**Your instructions**
Go through the entries below and tally the lines holding "أمين"; please reply with the number only.

Dataset excerpts Start Marker

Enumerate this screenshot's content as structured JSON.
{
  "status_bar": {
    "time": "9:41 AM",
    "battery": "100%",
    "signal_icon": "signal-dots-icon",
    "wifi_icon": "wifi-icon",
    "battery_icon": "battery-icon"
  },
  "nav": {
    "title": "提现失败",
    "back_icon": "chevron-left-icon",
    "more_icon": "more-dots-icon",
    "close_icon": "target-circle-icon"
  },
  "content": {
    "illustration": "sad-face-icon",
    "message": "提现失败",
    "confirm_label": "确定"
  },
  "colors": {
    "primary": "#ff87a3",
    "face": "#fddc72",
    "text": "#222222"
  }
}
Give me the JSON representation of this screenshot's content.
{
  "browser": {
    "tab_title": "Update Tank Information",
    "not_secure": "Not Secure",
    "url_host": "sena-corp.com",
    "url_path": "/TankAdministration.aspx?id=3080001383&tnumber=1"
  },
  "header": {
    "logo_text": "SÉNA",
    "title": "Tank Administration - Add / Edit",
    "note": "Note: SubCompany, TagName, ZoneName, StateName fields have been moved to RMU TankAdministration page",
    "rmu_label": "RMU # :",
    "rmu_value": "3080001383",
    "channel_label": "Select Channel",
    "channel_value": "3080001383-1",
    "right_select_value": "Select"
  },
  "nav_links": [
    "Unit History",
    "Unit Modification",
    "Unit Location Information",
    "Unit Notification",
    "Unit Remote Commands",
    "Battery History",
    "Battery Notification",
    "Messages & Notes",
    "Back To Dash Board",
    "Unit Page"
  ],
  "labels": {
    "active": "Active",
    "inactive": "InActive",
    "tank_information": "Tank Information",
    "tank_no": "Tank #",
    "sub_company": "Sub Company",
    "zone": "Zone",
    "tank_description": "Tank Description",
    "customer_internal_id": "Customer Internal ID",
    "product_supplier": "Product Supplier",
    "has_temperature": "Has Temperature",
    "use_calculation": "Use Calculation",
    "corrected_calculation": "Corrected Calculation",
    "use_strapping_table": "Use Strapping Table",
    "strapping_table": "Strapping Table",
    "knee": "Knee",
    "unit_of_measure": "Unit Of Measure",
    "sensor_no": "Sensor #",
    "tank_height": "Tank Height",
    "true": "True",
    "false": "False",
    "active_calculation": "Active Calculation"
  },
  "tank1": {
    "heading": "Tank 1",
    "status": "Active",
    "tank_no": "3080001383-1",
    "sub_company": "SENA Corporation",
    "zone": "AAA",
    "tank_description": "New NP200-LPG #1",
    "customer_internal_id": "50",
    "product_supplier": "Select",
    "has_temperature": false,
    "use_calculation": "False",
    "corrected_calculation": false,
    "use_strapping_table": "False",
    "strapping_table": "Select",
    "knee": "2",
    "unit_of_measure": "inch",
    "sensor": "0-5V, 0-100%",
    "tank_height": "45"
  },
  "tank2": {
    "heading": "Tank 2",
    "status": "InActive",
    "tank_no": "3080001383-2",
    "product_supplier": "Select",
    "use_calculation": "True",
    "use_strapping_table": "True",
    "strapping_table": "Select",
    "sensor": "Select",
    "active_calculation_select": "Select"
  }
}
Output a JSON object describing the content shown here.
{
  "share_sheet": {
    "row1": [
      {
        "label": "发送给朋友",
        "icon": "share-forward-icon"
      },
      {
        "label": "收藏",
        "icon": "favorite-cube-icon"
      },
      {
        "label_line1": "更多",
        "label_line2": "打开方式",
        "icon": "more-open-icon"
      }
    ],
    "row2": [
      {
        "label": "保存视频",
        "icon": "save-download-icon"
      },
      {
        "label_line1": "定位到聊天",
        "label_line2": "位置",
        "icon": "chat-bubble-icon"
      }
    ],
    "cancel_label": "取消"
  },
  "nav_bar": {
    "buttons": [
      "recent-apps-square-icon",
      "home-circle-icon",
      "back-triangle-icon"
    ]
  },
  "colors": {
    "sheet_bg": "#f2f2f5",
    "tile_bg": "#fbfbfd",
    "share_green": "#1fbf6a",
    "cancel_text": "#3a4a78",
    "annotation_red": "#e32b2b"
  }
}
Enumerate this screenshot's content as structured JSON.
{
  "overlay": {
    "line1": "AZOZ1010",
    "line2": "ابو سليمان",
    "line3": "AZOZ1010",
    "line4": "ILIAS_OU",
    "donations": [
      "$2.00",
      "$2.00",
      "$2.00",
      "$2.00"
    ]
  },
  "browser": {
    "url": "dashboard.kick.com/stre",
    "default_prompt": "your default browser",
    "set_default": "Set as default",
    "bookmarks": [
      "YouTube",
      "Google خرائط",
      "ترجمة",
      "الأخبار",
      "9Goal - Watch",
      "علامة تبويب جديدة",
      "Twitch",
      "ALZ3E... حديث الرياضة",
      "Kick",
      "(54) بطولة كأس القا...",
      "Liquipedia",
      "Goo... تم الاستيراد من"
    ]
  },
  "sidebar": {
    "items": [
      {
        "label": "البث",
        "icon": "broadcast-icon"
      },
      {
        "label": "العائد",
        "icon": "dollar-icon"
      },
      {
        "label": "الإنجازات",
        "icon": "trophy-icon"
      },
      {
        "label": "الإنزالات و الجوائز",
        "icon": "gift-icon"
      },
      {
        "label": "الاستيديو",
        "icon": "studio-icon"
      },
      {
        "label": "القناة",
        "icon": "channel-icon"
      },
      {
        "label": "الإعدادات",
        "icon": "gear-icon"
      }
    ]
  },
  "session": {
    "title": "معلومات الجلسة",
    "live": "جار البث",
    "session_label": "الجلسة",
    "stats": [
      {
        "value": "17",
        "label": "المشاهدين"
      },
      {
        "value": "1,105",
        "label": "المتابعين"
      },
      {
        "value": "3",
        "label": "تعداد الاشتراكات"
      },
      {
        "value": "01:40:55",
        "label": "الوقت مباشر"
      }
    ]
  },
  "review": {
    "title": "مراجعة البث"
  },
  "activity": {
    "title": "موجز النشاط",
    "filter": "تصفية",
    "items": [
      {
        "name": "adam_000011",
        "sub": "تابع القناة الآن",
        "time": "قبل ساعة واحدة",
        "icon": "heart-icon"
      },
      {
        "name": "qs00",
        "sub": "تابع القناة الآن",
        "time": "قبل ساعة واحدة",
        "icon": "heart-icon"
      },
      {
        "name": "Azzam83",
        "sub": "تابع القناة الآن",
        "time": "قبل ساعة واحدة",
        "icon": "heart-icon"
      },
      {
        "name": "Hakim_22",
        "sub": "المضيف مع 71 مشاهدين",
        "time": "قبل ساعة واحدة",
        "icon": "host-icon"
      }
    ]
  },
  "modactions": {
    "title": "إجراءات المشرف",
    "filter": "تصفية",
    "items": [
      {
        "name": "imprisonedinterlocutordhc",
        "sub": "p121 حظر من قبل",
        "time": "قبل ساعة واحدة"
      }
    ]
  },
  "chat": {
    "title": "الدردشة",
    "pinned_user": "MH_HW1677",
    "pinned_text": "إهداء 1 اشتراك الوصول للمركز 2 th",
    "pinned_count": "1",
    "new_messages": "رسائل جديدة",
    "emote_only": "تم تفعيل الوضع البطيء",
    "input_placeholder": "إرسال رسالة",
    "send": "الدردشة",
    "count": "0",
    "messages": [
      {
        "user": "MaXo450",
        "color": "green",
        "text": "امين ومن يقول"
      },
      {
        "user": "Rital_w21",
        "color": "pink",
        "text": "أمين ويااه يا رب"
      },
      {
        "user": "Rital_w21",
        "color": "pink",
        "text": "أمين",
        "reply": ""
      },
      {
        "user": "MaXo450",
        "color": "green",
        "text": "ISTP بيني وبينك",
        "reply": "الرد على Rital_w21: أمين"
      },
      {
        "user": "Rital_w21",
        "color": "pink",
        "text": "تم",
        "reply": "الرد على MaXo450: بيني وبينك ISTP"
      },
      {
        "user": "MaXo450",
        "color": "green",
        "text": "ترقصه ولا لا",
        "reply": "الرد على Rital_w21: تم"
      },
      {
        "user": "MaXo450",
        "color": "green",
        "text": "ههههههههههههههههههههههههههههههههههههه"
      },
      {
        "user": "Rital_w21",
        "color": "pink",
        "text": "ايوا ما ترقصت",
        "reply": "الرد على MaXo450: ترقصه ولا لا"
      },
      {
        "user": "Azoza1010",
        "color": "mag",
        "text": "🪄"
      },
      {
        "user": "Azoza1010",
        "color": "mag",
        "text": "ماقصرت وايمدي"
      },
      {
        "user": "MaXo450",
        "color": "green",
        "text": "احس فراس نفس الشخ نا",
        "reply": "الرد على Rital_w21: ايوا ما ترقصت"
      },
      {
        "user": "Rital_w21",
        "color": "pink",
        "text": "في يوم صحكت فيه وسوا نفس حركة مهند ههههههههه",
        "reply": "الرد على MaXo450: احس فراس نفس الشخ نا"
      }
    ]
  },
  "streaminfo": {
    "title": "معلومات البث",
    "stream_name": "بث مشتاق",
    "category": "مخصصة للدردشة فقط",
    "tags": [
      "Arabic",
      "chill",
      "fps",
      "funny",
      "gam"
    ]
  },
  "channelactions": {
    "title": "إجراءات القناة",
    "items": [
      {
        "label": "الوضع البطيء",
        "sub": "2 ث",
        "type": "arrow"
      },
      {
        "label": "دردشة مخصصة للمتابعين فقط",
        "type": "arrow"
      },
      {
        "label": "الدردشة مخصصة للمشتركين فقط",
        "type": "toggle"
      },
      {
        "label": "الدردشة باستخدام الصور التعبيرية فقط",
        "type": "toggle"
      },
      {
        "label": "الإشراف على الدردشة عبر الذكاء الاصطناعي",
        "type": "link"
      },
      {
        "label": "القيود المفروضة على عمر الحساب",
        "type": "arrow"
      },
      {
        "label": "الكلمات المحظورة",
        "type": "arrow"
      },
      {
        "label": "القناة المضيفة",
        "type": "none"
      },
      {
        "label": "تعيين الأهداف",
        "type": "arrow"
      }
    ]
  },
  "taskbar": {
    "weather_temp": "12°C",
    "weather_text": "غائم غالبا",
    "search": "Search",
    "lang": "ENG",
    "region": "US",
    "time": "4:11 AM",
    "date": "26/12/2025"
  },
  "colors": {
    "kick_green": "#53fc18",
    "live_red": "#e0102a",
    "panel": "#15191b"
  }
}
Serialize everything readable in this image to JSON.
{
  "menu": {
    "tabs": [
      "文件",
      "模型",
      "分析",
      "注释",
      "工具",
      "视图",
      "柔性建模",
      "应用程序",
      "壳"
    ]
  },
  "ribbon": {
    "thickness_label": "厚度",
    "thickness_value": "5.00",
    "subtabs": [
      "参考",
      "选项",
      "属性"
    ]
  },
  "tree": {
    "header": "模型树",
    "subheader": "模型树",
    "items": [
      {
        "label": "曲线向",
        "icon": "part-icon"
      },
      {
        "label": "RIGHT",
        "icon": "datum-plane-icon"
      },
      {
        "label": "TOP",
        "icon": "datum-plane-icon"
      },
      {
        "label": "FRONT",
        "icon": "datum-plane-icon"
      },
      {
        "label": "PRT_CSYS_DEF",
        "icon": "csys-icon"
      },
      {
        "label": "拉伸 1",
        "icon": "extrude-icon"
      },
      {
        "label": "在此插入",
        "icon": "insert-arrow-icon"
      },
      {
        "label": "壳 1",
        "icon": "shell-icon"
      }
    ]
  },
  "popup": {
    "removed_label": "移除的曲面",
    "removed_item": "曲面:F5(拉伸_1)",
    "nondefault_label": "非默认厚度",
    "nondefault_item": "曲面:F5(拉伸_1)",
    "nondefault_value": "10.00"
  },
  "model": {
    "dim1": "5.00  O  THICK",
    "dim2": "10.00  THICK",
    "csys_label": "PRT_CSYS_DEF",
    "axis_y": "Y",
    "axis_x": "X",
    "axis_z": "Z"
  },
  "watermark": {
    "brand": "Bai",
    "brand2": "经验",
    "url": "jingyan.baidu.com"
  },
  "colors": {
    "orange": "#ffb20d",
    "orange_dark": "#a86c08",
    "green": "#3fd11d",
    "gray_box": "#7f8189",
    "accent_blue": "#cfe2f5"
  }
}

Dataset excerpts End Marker

**Answer**
3